_Task instructions_
Each line of the data must be written out again verbatim; no image belongs in the copy.

_Source material_
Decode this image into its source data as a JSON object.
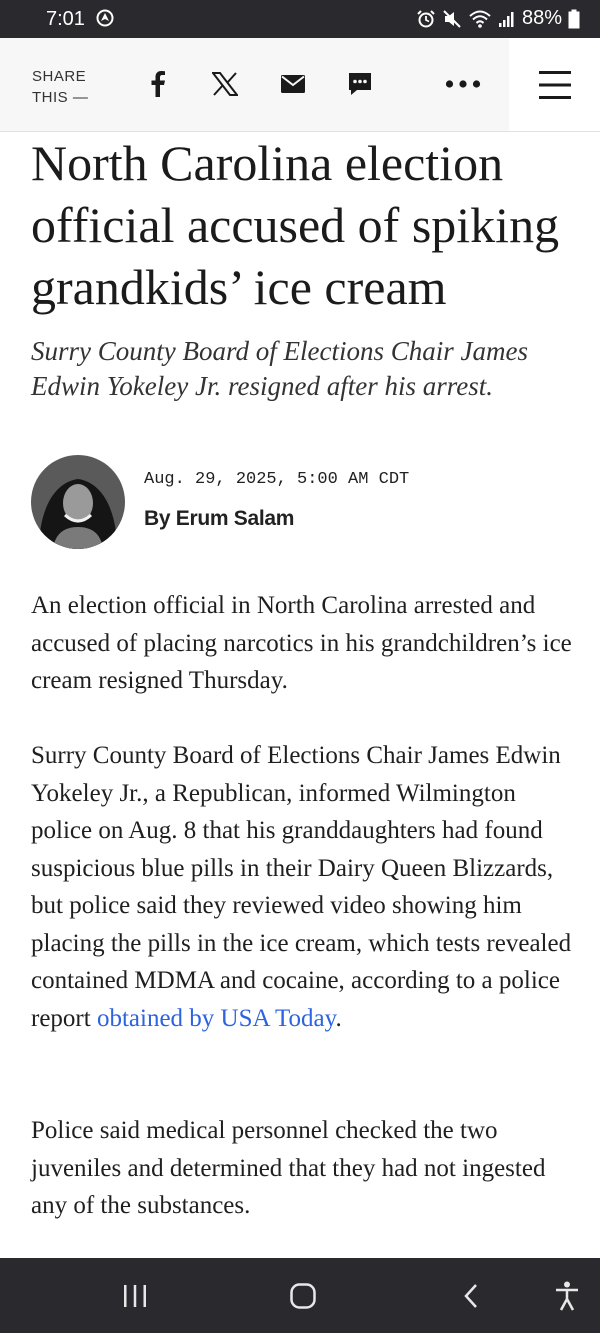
{
  "status_bar": {
    "time": "7:01",
    "battery": "88%"
  },
  "share_bar": {
    "label": "SHARE THIS —",
    "icons": [
      "facebook-icon",
      "x-icon",
      "email-icon",
      "comment-icon",
      "more-icon",
      "menu-icon"
    ]
  },
  "article": {
    "headline": "North Carolina election official accused of spiking grandkids’ ice cream",
    "dek": "Surry County Board of Elections Chair James Edwin Yokeley Jr. resigned after his arrest.",
    "date": "Aug. 29, 2025, 5:00 AM CDT",
    "author": "By Erum Salam",
    "paragraph1": "An election official in North Carolina arrested and accused of placing narcotics in his grandchildren’s ice cream resigned Thursday.",
    "paragraph2_before_link": "Surry County Board of Elections Chair James Edwin Yokeley Jr., a Republican, informed Wilmington police on Aug. 8 that his granddaughters had found suspicious blue pills in their Dairy Queen Blizzards, but police said they reviewed video showing him placing the pills in the ice cream, which tests revealed contained MDMA and cocaine, according to a police report ",
    "paragraph2_link": "obtained by USA Today",
    "paragraph2_after_link": ".",
    "paragraph3": "Police said medical personnel checked the two juveniles and determined that they had not ingested any of the substances."
  },
  "colors": {
    "link": "#2b63e0",
    "system_bar": "#2a2a2e"
  }
}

_Answer for the task_
Decode this image into its source data as a JSON object.
{
  "status_bar": {
    "time": "7:01",
    "battery": "88%"
  },
  "share_bar": {
    "label": "SHARE THIS —",
    "icons": [
      "facebook-icon",
      "x-icon",
      "email-icon",
      "comment-icon",
      "more-icon",
      "menu-icon"
    ]
  },
  "article": {
    "headline": "North Carolina election official accused of spiking grandkids’ ice cream",
    "dek": "Surry County Board of Elections Chair James Edwin Yokeley Jr. resigned after his arrest.",
    "date": "Aug. 29, 2025, 5:00 AM CDT",
    "author": "By Erum Salam",
    "paragraph1": "An election official in North Carolina arrested and accused of placing narcotics in his grandchildren’s ice cream resigned Thursday.",
    "paragraph2_before_link": "Surry County Board of Elections Chair James Edwin Yokeley Jr., a Republican, informed Wilmington police on Aug. 8 that his granddaughters had found suspicious blue pills in their Dairy Queen Blizzards, but police said they reviewed video showing him placing the pills in the ice cream, which tests revealed contained MDMA and cocaine, according to a police report ",
    "paragraph2_link": "obtained by USA Today",
    "paragraph2_after_link": ".",
    "paragraph3": "Police said medical personnel checked the two juveniles and determined that they had not ingested any of the substances."
  },
  "colors": {
    "link": "#2b63e0",
    "system_bar": "#2a2a2e"
  }
}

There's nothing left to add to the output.